What this means is you can't sell stuff when you can't:

MBP - Can Not Sell Stuff

So you need to have a different approach, and that's where the Magic Box Paradigm comes in.

However, before outlining the MBP, let's be clear on our objective: to create value.

Startup Valuation is derived from your utility to a particular buyer and framed by their view of your scarcity.

If your startup can make a buyer a huge stack of money, and only your golden hammer can unlock that value - then you're in great shape valuation-wise. However, if the value an acquirer can extract from your startup is modest, and they perceive there to be many others just like it - then your valuation will suffer. As seen here:

MBP - Valuation

As such, the first principles of the Magic Box Paradigm are as follows:

MBP - First Principles

This leads us to see three practical realities for startup acquisitions:

MBP - Realities

The book dives in and develops a comprehensive approach for accounting for these dynamics - and in many cases - turning them from constraints into enablers.

As a quick overview the book covers:


  • Strategy
  • Valuation
  • Narrative
  • Thought leadership
  • Process and approach
  • Cultivating Interest
  • Deal terms
  • Closing


In particular the sections on deal terms and closing should be very useful to anyone approaching an acquistiions.

And since the book isn't a startup - it can be sold!  Get it now, get it here!!!

MBP - Buy Now

I hope you enjoy the book!


Image sources: money stack, dollar bills, golden hammer, many hammers, check marks, fireworks. limited offer

See more news coverage below.

Splash is Vator's startup conference, gathering top CEOs to share their lessons learned, and highlighting promising new ones. This year's winner and runner-up were Industry and Arbiclaims, respective.

If you want to invest in startups selected by Vator, join the Vator Investment Club.

Thanks to our amazing top-tier Vator Splash LA 2016 sponsors: KPMG, Javelin Venture Partners, Bread and Butter, Silicon Legal Strategy, Roger Royse Law, Surf Air, Wavemaker, Scrubbed, Stratpoint,AdSemble, Soothe and Bixel Exchange.

Editor's Note: Our annual Post Seed conference is around the corner on Dec. 1 at The Village in San Francisco. Speakers include Chamath Palihapitiya (Founder & CEO, Social Capital LP) and Jeff Lawson (Founder, CEO & Chairman,Twilio) and many more. Join us! REGISTER HERE.

Be eligible to get a complimentary ticket to Post Seed. Join the Vator Investment Club before Thanksgiving. Join VIC.

Image Description

Ezra Roizen

Advisor-to and commenter-on emerging ventures

All author posts

Support VatorNews by Donating

Read more from our "Splash Talks" series

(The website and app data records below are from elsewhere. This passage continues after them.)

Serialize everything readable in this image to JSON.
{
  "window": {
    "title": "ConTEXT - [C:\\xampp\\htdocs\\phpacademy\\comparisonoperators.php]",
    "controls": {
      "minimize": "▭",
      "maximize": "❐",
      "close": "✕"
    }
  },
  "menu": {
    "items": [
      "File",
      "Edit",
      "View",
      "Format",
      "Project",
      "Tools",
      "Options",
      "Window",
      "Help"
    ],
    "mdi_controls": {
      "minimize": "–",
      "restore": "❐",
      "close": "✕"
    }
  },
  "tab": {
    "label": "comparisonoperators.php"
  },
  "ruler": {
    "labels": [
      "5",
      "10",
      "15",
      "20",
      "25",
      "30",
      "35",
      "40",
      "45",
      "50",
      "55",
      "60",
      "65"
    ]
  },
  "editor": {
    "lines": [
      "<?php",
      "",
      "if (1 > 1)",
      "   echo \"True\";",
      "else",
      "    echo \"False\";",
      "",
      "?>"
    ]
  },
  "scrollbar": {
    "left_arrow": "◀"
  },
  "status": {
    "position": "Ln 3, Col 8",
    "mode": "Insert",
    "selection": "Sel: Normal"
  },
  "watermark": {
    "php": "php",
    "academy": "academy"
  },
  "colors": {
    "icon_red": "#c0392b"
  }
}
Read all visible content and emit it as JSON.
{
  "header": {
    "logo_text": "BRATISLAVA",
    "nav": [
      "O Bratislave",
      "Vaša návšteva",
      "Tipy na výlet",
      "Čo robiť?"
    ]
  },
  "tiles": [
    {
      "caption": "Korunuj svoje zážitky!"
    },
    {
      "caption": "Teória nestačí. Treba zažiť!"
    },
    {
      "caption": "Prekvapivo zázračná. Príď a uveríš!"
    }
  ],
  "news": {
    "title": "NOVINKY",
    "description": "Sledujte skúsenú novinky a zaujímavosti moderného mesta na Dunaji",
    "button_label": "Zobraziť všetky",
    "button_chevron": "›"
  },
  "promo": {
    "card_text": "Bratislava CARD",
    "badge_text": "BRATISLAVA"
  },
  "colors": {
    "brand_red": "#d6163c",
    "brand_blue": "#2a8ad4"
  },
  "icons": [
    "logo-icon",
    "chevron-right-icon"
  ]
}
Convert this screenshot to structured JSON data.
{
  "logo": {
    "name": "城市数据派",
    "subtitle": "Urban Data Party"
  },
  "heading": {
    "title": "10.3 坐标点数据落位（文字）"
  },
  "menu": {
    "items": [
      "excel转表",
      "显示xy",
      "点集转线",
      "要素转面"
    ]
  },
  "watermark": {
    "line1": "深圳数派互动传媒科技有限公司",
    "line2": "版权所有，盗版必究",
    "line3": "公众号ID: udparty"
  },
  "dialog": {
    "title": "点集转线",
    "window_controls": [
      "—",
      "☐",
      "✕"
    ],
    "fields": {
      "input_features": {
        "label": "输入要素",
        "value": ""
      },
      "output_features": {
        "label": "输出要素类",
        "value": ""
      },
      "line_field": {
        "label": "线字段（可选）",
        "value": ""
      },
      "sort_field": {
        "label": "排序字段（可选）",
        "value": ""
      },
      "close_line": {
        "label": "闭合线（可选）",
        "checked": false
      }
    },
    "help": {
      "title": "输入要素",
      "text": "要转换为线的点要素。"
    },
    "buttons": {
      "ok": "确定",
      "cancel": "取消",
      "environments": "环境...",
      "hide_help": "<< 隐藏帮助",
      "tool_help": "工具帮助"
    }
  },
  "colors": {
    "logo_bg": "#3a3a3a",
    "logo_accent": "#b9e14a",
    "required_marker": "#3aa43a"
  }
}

More episodes

Related Companies, Investors, and Entrepreneurs


Service provider

Joined Vator on

Global advisory network for emerging businesses.



Ezra Roizen

Joined Vator on

Advisor-to and commenter-on emerging ventures